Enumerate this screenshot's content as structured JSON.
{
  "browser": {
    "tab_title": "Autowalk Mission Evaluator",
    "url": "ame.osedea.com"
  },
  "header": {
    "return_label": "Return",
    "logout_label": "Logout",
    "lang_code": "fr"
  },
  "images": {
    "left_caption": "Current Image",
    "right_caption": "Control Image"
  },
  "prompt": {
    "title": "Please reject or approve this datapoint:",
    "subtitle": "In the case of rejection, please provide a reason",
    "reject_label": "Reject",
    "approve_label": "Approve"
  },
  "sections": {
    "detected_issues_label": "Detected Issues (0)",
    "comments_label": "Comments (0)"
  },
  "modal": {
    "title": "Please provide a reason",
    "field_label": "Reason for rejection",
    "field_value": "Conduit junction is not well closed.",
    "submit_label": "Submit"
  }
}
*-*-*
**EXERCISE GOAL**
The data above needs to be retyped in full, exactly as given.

**EXPECTED ANSWER**
Enumerate this screenshot's content as structured JSON.
{
  "browser": {
    "tab_title": "Autowalk Mission Evaluator",
    "url": "ame.osedea.com"
  },
  "header": {
    "return_label": "Return",
    "logout_label": "Logout",
    "lang_code": "fr"
  },
  "images": {
    "left_caption": "Current Image",
    "right_caption": "Control Image"
  },
  "prompt": {
    "title": "Please reject or approve this datapoint:",
    "subtitle": "In the case of rejection, please provide a reason",
    "reject_label": "Reject",
    "approve_label": "Approve"
  },
  "sections": {
    "detected_issues_label": "Detected Issues (0)",
    "comments_label": "Comments (0)"
  },
  "modal": {
    "title": "Please provide a reason",
    "field_label": "Reason for rejection",
    "field_value": "Conduit junction is not well closed.",
    "submit_label": "Submit"
  }
}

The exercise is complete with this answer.